EXTRACTED INFORMATION:
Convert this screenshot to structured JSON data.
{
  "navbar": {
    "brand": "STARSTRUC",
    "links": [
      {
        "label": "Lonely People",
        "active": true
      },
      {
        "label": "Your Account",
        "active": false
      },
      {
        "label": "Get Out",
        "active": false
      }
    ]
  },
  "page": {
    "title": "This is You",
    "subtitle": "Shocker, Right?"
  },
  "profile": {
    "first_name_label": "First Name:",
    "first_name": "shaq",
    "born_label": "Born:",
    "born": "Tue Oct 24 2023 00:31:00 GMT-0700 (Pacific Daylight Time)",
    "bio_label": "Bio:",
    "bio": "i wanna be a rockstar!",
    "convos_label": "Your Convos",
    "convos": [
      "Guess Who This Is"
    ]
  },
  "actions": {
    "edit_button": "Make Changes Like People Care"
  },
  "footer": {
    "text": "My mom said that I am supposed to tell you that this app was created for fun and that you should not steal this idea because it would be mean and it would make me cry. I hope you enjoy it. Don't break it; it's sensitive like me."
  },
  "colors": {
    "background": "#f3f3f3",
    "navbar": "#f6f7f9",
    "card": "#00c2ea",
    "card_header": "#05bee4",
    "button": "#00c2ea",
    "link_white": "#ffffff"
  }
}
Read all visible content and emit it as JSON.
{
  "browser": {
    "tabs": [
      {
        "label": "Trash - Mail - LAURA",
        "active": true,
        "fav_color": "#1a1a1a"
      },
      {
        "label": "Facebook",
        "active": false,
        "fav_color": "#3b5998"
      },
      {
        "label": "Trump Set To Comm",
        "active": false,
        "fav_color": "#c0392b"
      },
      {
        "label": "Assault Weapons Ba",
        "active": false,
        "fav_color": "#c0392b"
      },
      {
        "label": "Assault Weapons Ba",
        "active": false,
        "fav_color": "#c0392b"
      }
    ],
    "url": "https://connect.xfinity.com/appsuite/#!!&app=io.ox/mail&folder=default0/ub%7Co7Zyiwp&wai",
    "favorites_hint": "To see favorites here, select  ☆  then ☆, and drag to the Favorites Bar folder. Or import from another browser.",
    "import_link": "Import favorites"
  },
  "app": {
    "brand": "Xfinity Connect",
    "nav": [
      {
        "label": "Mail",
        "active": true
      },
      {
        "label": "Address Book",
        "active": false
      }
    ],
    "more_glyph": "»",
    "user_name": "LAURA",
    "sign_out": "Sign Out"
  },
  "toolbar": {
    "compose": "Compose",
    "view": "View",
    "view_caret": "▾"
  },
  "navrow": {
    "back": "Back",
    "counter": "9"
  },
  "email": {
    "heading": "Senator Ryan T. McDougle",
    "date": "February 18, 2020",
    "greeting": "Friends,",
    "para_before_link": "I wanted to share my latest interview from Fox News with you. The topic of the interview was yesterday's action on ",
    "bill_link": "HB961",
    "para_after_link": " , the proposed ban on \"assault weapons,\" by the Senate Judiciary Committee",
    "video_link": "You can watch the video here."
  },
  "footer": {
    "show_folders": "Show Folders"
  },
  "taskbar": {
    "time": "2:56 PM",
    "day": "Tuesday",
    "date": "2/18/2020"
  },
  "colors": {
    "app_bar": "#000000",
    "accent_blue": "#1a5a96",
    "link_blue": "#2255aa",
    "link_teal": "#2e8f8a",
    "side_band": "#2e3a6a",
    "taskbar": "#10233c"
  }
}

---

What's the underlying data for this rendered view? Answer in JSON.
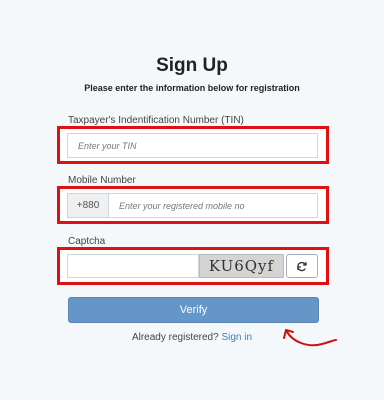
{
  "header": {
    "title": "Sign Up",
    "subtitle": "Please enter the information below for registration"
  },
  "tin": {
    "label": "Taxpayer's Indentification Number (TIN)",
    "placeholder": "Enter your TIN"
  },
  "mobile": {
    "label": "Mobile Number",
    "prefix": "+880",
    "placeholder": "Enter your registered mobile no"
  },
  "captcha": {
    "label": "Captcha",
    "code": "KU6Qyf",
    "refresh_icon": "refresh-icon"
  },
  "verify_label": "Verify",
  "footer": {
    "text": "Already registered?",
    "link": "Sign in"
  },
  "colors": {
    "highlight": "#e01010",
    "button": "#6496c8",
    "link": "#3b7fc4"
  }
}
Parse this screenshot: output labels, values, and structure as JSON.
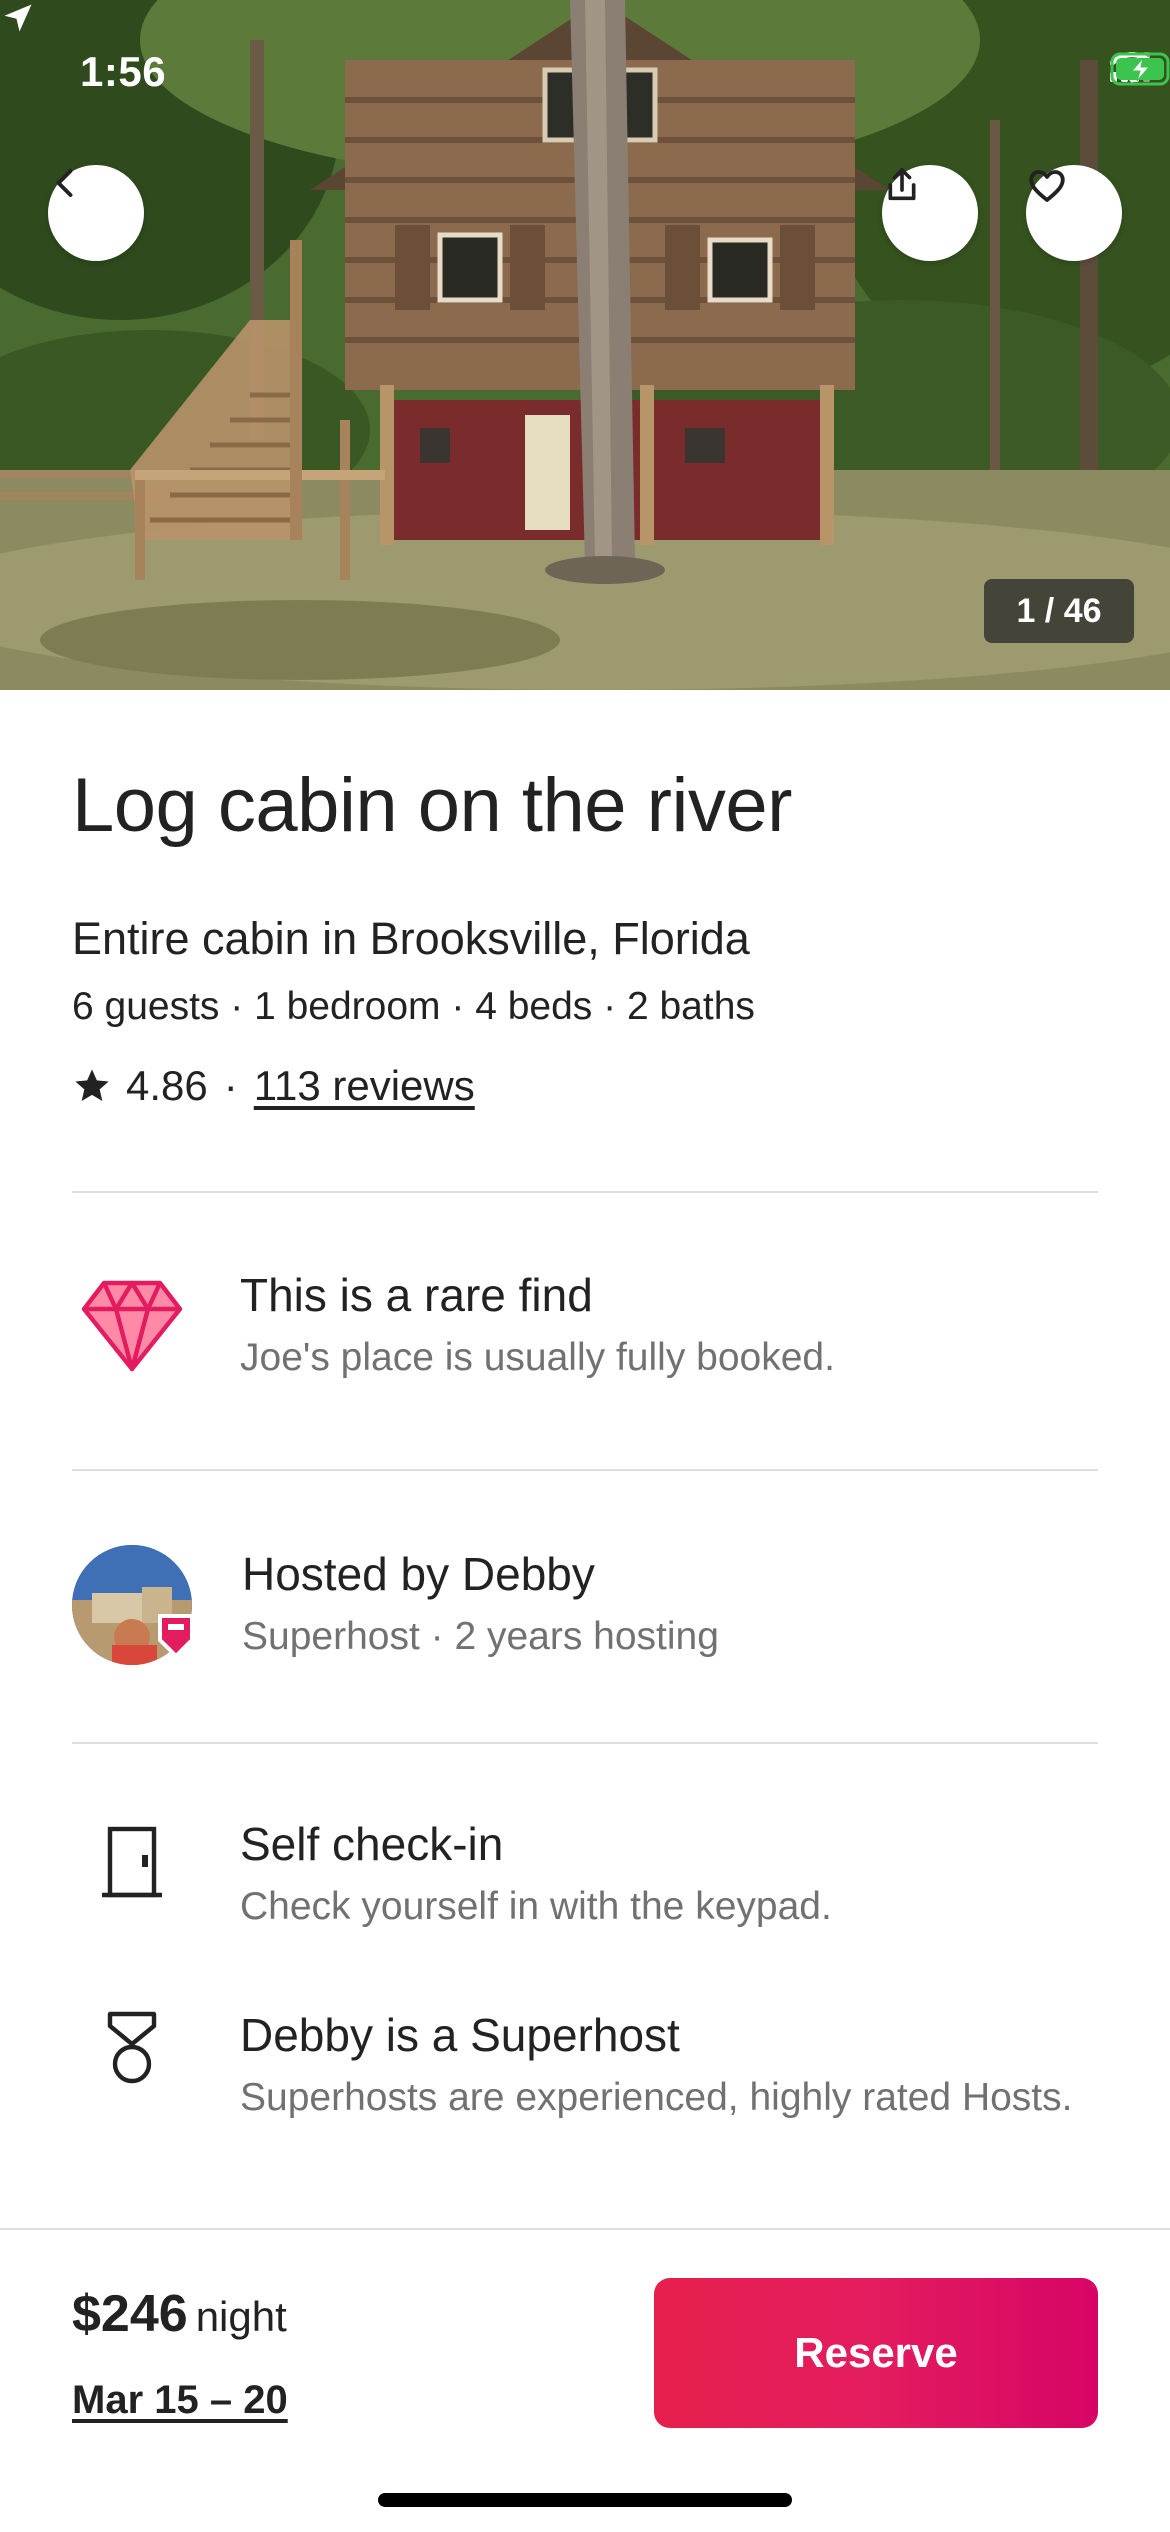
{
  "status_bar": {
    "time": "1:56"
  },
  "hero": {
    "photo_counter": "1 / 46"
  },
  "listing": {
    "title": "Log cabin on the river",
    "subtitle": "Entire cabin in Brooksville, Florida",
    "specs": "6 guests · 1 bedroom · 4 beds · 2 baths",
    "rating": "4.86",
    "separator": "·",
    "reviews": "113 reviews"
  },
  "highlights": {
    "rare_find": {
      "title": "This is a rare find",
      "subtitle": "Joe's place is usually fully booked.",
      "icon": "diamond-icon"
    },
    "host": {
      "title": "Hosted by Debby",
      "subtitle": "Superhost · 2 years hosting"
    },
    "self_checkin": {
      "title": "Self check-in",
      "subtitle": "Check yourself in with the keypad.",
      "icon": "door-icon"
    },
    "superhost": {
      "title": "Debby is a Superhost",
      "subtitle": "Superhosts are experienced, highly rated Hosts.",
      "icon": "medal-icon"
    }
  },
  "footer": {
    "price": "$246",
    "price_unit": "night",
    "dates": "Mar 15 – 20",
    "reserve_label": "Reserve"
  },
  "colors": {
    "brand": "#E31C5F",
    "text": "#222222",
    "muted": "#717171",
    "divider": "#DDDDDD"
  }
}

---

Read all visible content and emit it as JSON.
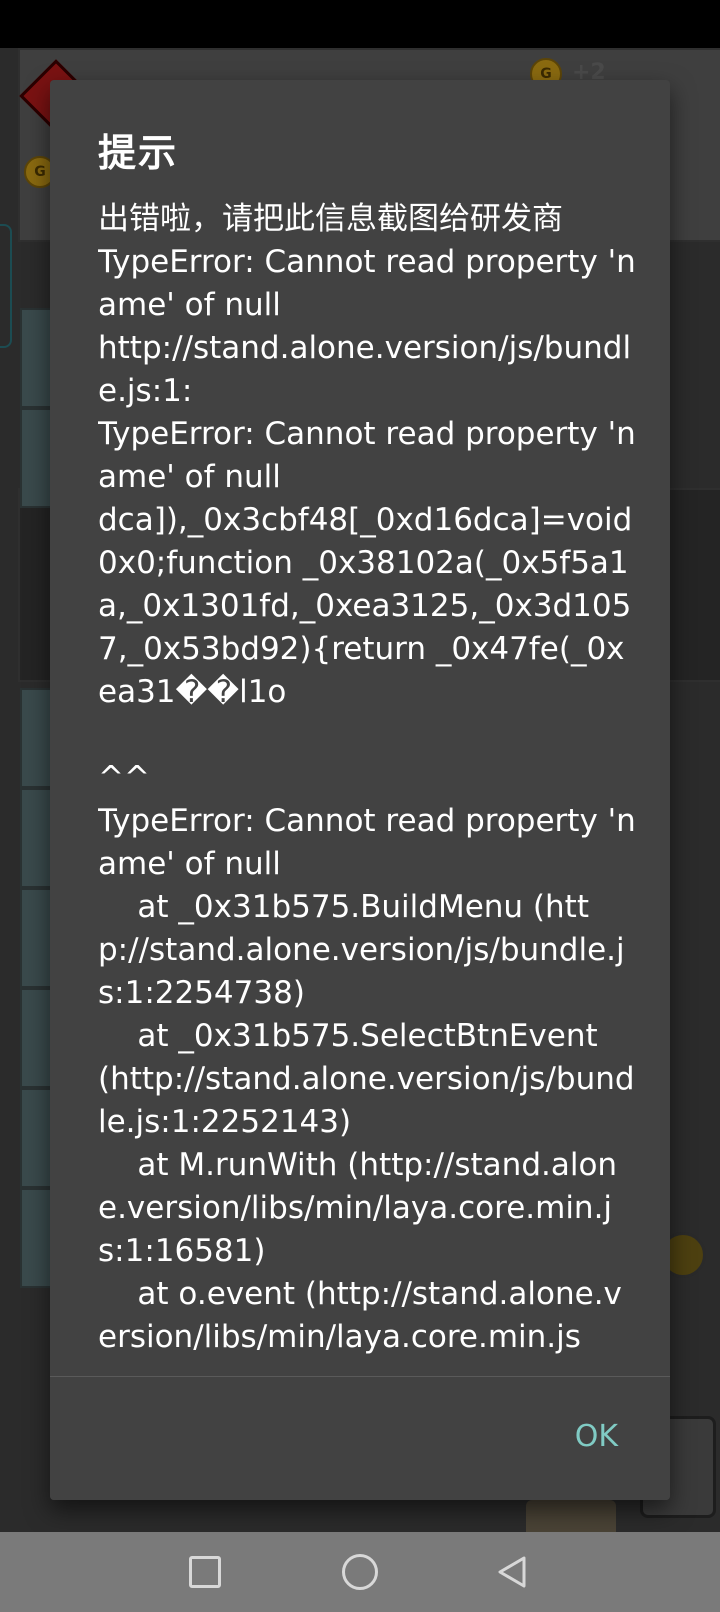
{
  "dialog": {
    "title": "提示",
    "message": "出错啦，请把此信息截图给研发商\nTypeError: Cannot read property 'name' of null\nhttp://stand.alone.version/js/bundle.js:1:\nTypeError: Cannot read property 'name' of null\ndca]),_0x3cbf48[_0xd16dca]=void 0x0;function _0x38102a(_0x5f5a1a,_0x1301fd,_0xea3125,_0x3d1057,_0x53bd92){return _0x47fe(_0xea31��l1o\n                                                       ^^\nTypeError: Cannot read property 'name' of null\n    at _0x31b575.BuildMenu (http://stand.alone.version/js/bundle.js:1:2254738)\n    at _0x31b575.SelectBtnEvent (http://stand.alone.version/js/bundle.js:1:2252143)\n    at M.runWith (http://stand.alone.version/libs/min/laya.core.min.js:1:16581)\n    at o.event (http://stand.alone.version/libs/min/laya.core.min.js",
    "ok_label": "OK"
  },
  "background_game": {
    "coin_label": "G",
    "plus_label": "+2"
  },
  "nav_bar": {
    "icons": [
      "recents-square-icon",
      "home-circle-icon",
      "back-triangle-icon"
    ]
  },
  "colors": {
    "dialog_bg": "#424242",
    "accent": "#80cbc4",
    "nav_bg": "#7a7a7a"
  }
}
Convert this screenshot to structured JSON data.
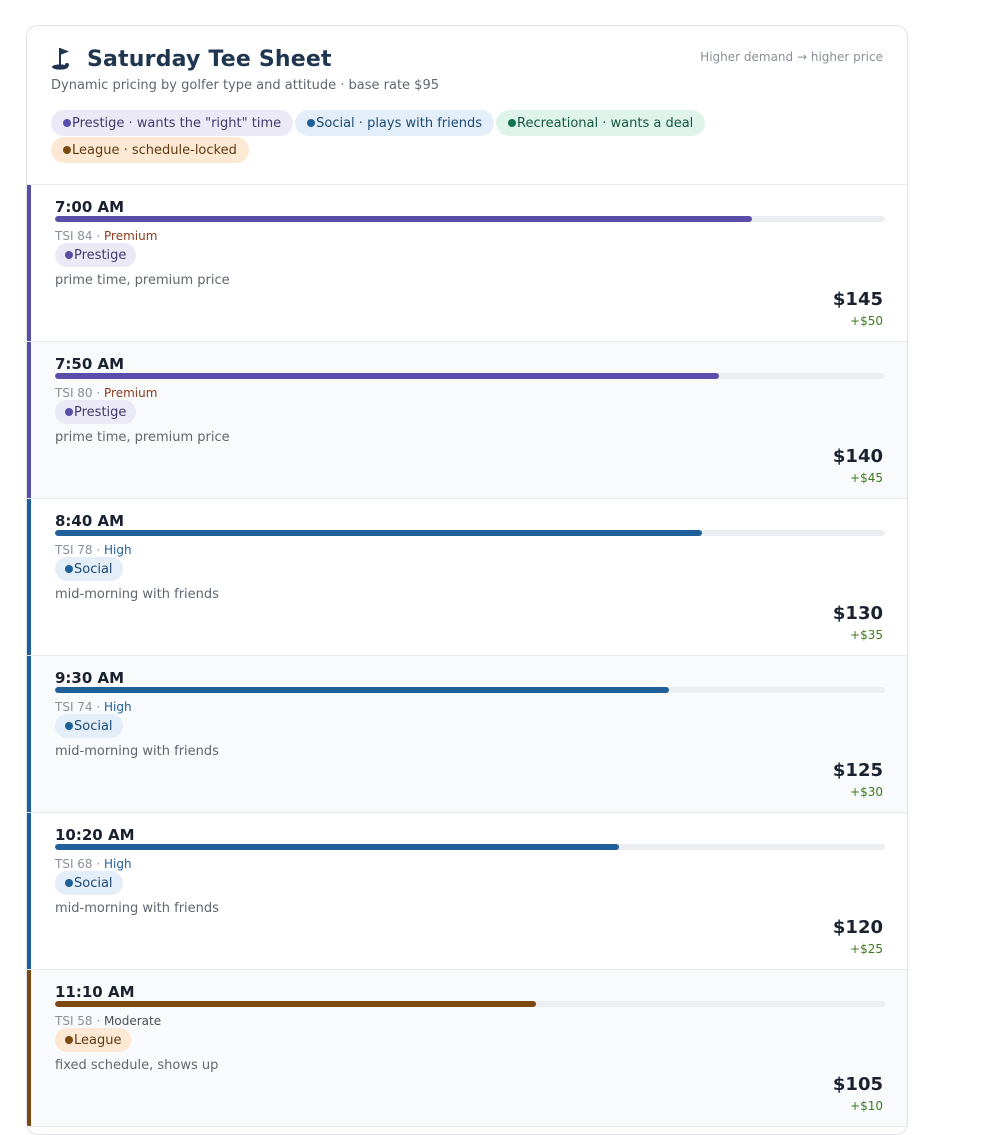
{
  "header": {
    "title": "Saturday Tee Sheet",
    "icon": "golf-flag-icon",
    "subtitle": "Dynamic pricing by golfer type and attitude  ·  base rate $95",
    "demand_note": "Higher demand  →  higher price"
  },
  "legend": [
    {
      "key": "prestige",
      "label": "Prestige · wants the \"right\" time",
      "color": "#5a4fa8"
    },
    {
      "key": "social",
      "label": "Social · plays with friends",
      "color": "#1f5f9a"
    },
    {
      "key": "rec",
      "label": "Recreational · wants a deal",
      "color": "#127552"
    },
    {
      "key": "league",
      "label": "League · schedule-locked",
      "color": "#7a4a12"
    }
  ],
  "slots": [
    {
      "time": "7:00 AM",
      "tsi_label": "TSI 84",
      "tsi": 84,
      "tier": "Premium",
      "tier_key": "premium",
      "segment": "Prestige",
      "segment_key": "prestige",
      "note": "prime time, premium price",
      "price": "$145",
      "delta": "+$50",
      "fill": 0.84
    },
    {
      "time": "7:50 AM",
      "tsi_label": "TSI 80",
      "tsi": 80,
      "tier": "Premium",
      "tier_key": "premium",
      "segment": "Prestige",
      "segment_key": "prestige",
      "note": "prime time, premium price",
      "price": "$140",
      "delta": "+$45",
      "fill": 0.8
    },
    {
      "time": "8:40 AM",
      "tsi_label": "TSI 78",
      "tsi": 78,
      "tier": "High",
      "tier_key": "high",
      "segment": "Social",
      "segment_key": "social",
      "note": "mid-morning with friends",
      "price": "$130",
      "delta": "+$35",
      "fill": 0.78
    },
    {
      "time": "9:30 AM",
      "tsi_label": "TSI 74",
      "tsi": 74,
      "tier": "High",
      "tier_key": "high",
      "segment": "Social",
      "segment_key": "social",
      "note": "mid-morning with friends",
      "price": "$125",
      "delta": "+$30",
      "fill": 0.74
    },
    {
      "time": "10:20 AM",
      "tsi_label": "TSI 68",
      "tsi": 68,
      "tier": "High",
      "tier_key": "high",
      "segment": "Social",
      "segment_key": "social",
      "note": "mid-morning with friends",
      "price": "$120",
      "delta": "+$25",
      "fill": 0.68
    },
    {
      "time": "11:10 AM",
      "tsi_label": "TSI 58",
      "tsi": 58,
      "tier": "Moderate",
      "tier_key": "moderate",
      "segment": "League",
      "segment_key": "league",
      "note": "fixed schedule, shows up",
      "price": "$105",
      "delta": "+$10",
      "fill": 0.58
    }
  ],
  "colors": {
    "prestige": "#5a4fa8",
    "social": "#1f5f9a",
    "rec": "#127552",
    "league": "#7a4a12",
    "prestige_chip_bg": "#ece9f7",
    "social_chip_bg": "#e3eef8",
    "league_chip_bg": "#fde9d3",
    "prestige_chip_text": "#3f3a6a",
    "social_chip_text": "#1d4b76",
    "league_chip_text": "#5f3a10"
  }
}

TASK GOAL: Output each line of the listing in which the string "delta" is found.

RESPONSE:
      "delta": "+$50",
      "delta": "+$45",
      "delta": "+$35",
      "delta": "+$30",
      "delta": "+$25",
      "delta": "+$10",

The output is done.